[DATA TO USE — start]
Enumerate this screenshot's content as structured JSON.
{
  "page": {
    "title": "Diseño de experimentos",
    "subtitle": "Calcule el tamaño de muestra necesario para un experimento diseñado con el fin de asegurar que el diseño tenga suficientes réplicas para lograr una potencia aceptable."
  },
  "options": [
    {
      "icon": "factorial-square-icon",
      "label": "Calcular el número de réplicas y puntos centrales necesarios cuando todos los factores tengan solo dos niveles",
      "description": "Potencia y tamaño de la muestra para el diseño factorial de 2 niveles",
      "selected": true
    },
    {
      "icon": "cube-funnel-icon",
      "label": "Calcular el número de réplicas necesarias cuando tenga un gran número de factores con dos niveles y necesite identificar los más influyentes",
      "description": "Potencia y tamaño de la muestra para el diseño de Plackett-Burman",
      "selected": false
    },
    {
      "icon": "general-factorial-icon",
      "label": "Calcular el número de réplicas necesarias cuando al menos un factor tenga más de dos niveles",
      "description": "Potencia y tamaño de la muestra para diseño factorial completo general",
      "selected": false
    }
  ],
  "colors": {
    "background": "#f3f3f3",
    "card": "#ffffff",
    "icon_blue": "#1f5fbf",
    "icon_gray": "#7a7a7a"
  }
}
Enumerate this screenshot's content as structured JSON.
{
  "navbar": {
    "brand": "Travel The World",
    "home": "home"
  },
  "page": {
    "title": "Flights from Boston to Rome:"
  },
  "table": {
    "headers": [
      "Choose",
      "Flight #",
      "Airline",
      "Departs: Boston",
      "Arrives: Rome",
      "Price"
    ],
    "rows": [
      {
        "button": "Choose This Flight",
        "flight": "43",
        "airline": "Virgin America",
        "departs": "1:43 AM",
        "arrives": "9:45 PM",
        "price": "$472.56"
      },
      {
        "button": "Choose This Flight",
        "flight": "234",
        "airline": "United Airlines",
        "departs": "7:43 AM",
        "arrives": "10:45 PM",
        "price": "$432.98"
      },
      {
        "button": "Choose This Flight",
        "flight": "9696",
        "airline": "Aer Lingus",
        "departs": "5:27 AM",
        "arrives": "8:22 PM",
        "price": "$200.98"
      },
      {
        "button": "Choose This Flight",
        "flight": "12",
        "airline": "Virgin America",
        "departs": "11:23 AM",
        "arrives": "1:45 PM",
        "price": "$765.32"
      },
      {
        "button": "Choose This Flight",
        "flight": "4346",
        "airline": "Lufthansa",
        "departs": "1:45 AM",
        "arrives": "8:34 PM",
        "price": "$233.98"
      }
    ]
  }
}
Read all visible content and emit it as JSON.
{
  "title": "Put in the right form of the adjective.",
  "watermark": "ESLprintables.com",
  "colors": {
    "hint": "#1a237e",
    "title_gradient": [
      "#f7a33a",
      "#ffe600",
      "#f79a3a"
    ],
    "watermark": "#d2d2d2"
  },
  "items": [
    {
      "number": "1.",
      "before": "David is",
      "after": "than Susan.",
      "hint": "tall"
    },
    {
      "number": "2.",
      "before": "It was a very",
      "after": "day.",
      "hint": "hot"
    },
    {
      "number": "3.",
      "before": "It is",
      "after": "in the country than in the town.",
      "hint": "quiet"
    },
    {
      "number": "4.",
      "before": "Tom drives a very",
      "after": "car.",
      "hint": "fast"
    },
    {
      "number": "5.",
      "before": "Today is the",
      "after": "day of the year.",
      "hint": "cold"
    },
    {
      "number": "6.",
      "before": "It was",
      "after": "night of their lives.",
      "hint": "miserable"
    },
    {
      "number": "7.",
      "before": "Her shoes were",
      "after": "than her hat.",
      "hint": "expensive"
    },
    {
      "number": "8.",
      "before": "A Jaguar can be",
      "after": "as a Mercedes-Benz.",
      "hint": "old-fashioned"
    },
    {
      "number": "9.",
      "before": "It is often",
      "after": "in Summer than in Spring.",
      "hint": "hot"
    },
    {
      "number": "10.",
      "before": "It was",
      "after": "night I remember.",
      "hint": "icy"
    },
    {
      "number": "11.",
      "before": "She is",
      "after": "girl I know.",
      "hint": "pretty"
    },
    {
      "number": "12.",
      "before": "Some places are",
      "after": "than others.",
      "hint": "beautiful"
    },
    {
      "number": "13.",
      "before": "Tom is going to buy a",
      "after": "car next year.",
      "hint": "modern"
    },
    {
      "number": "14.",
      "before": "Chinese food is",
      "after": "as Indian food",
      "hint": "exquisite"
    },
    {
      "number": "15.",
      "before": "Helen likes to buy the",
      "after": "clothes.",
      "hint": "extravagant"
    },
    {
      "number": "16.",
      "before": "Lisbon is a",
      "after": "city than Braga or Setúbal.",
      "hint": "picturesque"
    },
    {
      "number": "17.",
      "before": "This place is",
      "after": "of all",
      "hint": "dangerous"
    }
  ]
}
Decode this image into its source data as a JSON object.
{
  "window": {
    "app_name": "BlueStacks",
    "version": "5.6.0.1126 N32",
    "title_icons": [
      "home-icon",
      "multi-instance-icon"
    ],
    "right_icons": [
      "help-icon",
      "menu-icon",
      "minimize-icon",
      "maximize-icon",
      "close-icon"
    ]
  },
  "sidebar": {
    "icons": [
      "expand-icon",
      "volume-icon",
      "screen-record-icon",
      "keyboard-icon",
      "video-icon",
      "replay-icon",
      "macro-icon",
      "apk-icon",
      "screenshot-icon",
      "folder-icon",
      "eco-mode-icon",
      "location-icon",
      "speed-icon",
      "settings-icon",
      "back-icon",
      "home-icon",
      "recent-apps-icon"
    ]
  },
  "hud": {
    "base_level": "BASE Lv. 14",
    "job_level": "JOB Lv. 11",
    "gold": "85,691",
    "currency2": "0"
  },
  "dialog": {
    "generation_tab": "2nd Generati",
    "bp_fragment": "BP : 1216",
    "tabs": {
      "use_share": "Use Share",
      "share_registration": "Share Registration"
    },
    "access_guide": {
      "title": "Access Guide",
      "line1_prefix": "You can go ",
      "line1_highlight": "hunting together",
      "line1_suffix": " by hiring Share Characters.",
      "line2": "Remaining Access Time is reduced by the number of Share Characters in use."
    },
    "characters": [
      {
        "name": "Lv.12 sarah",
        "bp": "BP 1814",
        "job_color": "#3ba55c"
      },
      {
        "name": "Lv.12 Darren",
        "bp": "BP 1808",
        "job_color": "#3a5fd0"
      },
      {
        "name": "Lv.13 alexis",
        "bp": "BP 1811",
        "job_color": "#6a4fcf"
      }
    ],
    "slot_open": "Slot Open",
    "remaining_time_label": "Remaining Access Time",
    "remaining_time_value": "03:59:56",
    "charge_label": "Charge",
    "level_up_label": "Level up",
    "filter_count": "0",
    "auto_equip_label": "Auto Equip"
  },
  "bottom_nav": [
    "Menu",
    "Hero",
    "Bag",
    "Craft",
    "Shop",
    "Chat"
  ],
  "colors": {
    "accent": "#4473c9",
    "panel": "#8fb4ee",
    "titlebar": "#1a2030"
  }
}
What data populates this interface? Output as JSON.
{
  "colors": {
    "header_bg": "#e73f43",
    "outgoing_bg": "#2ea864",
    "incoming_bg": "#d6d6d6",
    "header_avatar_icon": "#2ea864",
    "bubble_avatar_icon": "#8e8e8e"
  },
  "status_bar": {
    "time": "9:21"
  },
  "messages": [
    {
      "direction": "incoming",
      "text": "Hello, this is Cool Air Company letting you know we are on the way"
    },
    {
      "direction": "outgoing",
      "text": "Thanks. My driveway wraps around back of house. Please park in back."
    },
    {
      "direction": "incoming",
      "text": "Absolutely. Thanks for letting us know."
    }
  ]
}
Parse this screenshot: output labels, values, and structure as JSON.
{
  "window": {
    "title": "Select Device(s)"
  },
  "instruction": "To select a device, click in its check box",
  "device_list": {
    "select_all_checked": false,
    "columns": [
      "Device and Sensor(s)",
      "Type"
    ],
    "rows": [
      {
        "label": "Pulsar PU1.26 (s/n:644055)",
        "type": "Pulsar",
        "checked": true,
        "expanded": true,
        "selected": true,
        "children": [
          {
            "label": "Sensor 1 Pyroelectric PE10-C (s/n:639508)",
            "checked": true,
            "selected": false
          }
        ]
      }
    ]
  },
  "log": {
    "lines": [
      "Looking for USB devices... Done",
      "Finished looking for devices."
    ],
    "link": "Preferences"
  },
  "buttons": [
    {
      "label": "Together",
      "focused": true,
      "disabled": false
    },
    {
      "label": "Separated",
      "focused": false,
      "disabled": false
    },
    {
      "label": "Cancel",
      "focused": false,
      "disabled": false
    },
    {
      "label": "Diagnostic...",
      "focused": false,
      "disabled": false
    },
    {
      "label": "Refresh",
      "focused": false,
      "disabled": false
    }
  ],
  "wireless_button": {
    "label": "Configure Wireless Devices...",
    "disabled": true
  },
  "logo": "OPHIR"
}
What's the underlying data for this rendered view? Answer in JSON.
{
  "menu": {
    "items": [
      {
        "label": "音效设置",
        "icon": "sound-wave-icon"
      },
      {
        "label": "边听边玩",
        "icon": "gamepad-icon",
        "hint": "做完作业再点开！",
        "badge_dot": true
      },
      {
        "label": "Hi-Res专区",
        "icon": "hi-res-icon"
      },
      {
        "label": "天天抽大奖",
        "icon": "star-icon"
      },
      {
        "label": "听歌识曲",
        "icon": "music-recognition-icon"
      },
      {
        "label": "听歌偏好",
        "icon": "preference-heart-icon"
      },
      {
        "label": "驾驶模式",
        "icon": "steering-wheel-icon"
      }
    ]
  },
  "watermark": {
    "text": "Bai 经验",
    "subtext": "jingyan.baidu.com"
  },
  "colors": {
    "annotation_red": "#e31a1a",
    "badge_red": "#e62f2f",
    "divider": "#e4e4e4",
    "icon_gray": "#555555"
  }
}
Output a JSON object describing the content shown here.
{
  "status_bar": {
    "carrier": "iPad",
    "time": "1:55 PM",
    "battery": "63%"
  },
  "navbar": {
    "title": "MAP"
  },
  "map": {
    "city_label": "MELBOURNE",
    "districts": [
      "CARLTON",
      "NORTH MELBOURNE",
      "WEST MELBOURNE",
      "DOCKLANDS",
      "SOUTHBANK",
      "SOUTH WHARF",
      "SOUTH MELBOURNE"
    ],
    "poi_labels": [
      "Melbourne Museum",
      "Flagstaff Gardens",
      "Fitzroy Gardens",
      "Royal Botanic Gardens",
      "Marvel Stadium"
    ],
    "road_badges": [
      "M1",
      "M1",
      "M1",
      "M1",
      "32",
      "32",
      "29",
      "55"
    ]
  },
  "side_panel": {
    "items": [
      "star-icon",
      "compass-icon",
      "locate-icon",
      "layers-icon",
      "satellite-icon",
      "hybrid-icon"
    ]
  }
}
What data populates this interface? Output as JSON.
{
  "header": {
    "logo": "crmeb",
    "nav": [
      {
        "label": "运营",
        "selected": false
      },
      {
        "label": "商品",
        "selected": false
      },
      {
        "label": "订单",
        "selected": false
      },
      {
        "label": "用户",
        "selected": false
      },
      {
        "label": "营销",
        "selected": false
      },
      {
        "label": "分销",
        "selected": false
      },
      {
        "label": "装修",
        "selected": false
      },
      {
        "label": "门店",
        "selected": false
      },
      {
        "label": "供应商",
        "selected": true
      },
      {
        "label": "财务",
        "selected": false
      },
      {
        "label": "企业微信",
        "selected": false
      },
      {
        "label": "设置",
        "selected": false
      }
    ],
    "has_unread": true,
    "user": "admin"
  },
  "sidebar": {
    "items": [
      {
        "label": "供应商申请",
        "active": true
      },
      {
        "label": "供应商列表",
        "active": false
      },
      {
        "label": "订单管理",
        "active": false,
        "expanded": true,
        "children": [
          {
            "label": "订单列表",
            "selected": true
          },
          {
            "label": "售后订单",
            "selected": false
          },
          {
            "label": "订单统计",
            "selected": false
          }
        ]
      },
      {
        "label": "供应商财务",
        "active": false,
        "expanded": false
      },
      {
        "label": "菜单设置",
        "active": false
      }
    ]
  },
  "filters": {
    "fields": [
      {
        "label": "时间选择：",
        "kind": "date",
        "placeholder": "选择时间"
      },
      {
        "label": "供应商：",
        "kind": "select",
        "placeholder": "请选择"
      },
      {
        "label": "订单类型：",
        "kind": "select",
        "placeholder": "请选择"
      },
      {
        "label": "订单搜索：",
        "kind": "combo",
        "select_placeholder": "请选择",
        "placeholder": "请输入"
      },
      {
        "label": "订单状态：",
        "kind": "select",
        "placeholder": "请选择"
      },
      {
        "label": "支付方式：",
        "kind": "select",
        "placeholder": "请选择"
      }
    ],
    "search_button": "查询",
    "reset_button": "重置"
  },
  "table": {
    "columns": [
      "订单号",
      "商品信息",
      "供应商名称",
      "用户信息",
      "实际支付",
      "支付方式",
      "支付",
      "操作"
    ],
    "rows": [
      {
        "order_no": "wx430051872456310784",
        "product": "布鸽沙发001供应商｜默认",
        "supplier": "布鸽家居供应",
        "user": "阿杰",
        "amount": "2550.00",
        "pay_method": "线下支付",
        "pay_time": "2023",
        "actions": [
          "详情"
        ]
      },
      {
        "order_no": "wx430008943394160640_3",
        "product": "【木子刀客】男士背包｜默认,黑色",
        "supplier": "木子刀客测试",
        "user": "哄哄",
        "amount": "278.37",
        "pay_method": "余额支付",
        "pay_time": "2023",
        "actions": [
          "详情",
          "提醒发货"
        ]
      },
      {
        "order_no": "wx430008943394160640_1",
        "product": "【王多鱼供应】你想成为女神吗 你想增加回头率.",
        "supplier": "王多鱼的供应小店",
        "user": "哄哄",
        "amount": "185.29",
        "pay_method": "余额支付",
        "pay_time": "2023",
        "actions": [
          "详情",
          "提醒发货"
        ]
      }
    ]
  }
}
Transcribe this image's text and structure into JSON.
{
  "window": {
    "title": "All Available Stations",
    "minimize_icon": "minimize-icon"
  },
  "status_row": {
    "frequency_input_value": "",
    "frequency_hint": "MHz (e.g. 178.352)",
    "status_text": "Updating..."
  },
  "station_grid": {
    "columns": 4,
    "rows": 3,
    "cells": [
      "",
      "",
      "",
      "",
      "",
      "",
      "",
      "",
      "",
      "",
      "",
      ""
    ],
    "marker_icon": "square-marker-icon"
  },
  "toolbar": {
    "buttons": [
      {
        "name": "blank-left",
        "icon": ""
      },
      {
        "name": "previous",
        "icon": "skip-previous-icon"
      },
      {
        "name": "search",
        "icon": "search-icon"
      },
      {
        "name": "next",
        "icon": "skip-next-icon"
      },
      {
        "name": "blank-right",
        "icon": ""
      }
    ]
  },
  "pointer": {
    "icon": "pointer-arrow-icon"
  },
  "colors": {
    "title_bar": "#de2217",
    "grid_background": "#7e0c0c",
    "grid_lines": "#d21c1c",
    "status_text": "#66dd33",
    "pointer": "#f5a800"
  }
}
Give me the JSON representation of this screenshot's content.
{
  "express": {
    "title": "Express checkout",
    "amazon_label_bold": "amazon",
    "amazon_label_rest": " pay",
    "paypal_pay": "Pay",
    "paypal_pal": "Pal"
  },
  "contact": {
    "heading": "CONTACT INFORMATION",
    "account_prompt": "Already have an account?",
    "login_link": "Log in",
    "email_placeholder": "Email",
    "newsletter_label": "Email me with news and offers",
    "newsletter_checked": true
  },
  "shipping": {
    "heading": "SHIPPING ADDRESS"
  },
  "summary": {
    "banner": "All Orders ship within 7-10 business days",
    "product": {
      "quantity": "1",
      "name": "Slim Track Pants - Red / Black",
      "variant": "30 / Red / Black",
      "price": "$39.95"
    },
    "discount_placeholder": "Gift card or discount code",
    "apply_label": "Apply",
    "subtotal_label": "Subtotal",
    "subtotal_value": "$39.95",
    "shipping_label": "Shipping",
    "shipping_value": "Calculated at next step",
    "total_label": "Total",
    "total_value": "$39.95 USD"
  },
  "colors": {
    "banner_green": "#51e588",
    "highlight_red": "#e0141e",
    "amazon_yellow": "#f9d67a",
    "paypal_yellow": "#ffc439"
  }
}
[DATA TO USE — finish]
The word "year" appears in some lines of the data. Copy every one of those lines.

      "after": "day of the year.",
      "after": "car next year.",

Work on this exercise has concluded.